Problem – An exact copy of all the lines below is required, with every image left out.

Input material –
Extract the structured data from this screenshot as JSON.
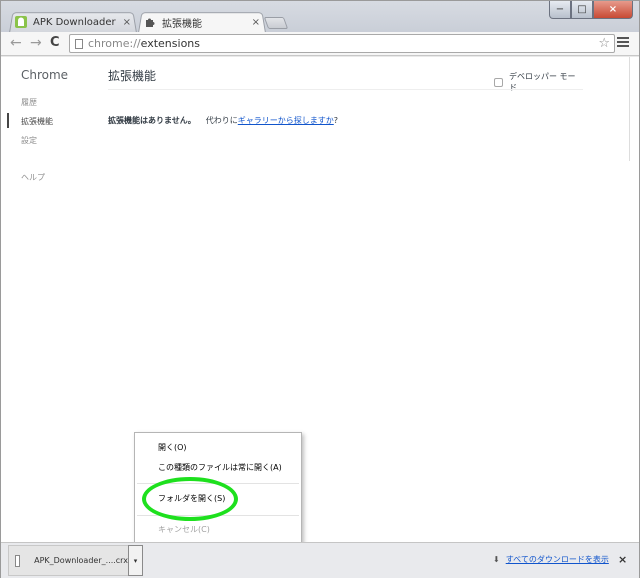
{
  "tabs": [
    {
      "title": "APK Downloader [Latest",
      "active": false
    },
    {
      "title": "拡張機能",
      "active": true
    }
  ],
  "tab_close_glyph": "×",
  "window_controls": {
    "minimize": "−",
    "maximize": "□",
    "close": "×"
  },
  "toolbar": {
    "back_glyph": "←",
    "forward_glyph": "→",
    "reload_glyph": "C",
    "url_scheme": "chrome://",
    "url_path": "extensions",
    "star_glyph": "☆"
  },
  "sidebar": {
    "title": "Chrome",
    "items": [
      {
        "label": "履歴",
        "selected": false
      },
      {
        "label": "拡張機能",
        "selected": true
      },
      {
        "label": "設定",
        "selected": false
      },
      {
        "label": "ヘルプ",
        "selected": false
      }
    ]
  },
  "main": {
    "title": "拡張機能",
    "developer_mode_label": "デベロッパー モード",
    "developer_mode_checked": false,
    "empty_message": "拡張機能はありません。",
    "alt_prefix": "代わりに",
    "gallery_link": "ギャラリーから探しますか",
    "alt_suffix": "?"
  },
  "context_menu": {
    "items": [
      {
        "label": "開く(O)",
        "enabled": true
      },
      {
        "label": "この種類のファイルは常に開く(A)",
        "enabled": true
      },
      {
        "label": "フォルダを開く(S)",
        "enabled": true
      },
      {
        "label": "キャンセル(C)",
        "enabled": false
      }
    ]
  },
  "download_shelf": {
    "file_name": "APK_Downloader_....crx",
    "dropdown_glyph": "▾",
    "show_all_link": "すべてのダウンロードを表示",
    "show_all_glyph": "⬇",
    "close_glyph": "×"
  },
  "colors": {
    "highlight": "#1ee01e",
    "link": "#1155cc"
  }
}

Result for this task –
Extract the structured data from this screenshot as JSON.
{
  "tabs": [
    {
      "title": "APK Downloader [Latest",
      "active": false
    },
    {
      "title": "拡張機能",
      "active": true
    }
  ],
  "tab_close_glyph": "×",
  "window_controls": {
    "minimize": "−",
    "maximize": "□",
    "close": "×"
  },
  "toolbar": {
    "back_glyph": "←",
    "forward_glyph": "→",
    "reload_glyph": "C",
    "url_scheme": "chrome://",
    "url_path": "extensions",
    "star_glyph": "☆"
  },
  "sidebar": {
    "title": "Chrome",
    "items": [
      {
        "label": "履歴",
        "selected": false
      },
      {
        "label": "拡張機能",
        "selected": true
      },
      {
        "label": "設定",
        "selected": false
      },
      {
        "label": "ヘルプ",
        "selected": false
      }
    ]
  },
  "main": {
    "title": "拡張機能",
    "developer_mode_label": "デベロッパー モード",
    "developer_mode_checked": false,
    "empty_message": "拡張機能はありません。",
    "alt_prefix": "代わりに",
    "gallery_link": "ギャラリーから探しますか",
    "alt_suffix": "?"
  },
  "context_menu": {
    "items": [
      {
        "label": "開く(O)",
        "enabled": true
      },
      {
        "label": "この種類のファイルは常に開く(A)",
        "enabled": true
      },
      {
        "label": "フォルダを開く(S)",
        "enabled": true
      },
      {
        "label": "キャンセル(C)",
        "enabled": false
      }
    ]
  },
  "download_shelf": {
    "file_name": "APK_Downloader_....crx",
    "dropdown_glyph": "▾",
    "show_all_link": "すべてのダウンロードを表示",
    "show_all_glyph": "⬇",
    "close_glyph": "×"
  },
  "colors": {
    "highlight": "#1ee01e",
    "link": "#1155cc"
  }
}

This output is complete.